The Cowboys still have enough cap room—Spotrac projects them to be $13.4 million under the cap right now—to boost the offense by adding another free agent, but the team is running out of time to find suitable talent.

Veteran wideouts such as Julio Jones and Jarvis Landry are still looking for new homes this offseason, and they are players who could give Dallas some steady production at a relatively cheap price if they can stay healthy.

There are also some proven offensive linemen such as Duane Brown and Daryl Williams on the open market, and they could provide insurance to the offensive trenches and bolster a line in transition.

One of Dallas' main issues last year was consistency, especially late in the season. After scoring 29 or more points in five of their first six games, the team only reached that mark four more times after the Week 7 bye.

Michael Ainsworth/Associated Press

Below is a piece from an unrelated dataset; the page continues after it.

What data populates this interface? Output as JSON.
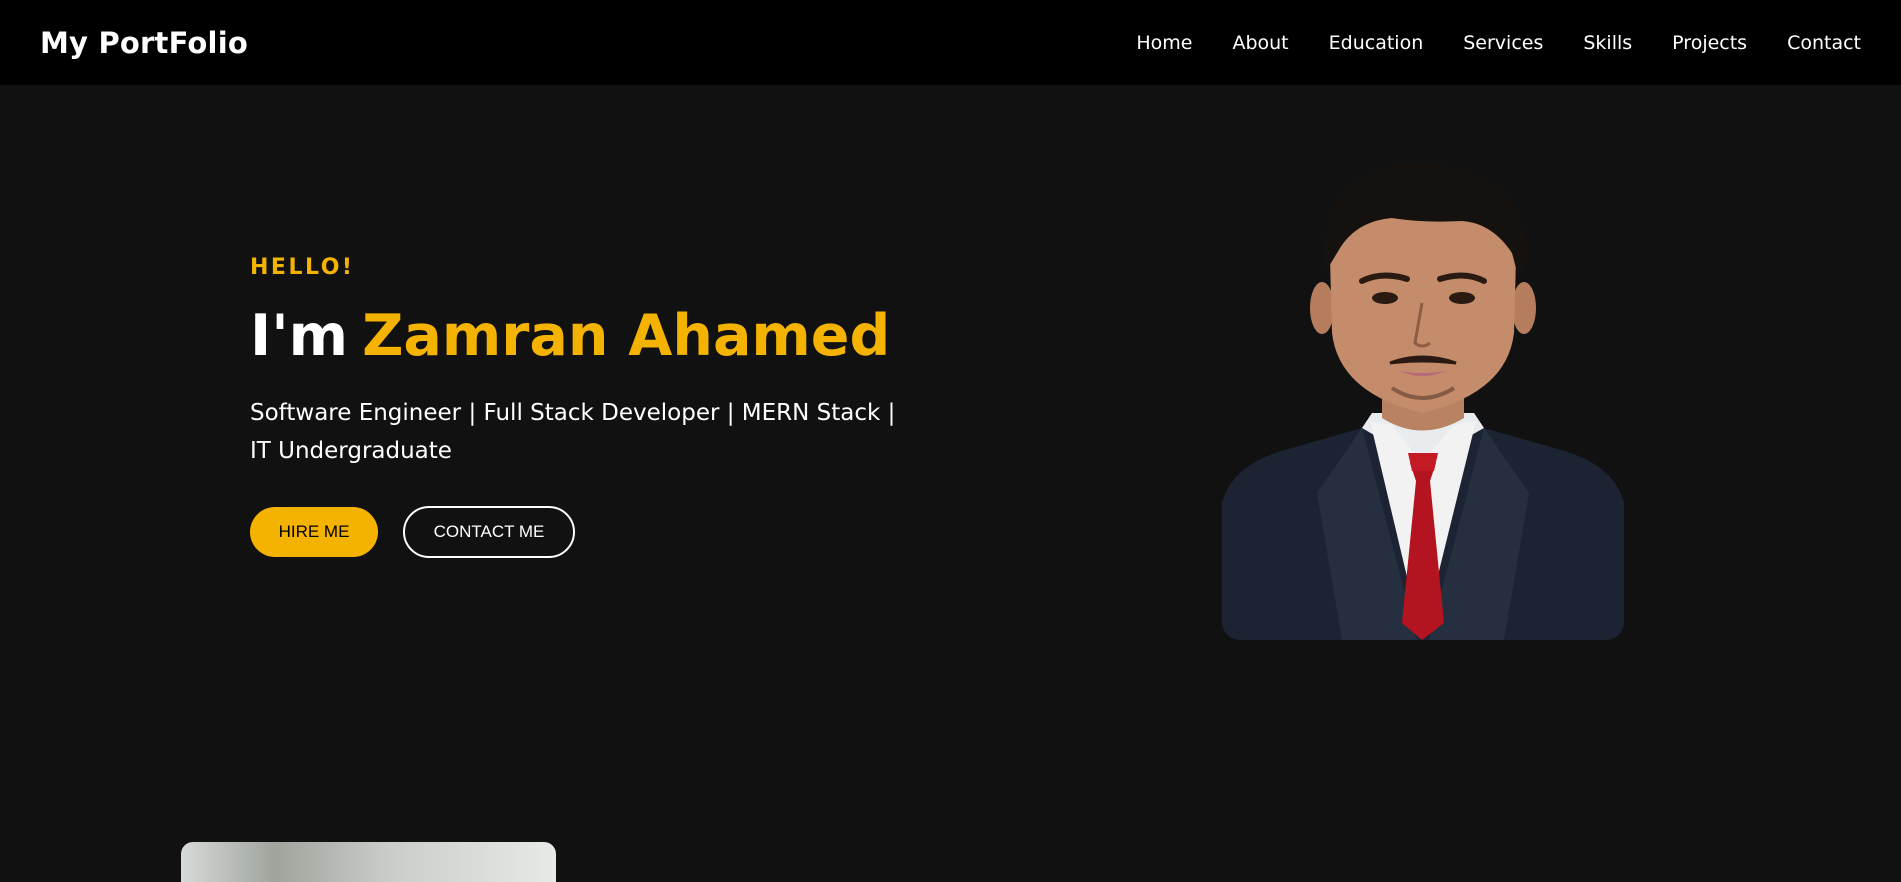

The team's two highest-scoring performances came down the stretch against a pair of NFC East rivals—Dallas dropped 56 on the Washington Commanders in Week 16 and 51 on the Philadelphia Eagles in Week 18—but those were sandwiched around a 25-22 loss to the Arizona Cardinals and punctuated by an embarrassing 23-17 loss to the San Francisco 49ers in the Wild Card Round.

It's hard to envision the Cowboys having as high of an offensive ceiling as they did last year, but they can improve with better play-calling and shrewd adjustments by head coach Mike McCarthy and offensive coordinator Kellen Moore.

Dallas is far from hopeless this year. The team is still favored to win the division and is one of the top contenders in the NFC because of its combination of having a top-flight quarterback, elite weapons in Lamb and Schultz and an emerging defense that appears ready to take a step forward.

Even with the offense regressing slightly, the Cowboys will still be a strong team this year with a chance to make some playoff noise if they can improve their consistency and step up defensively.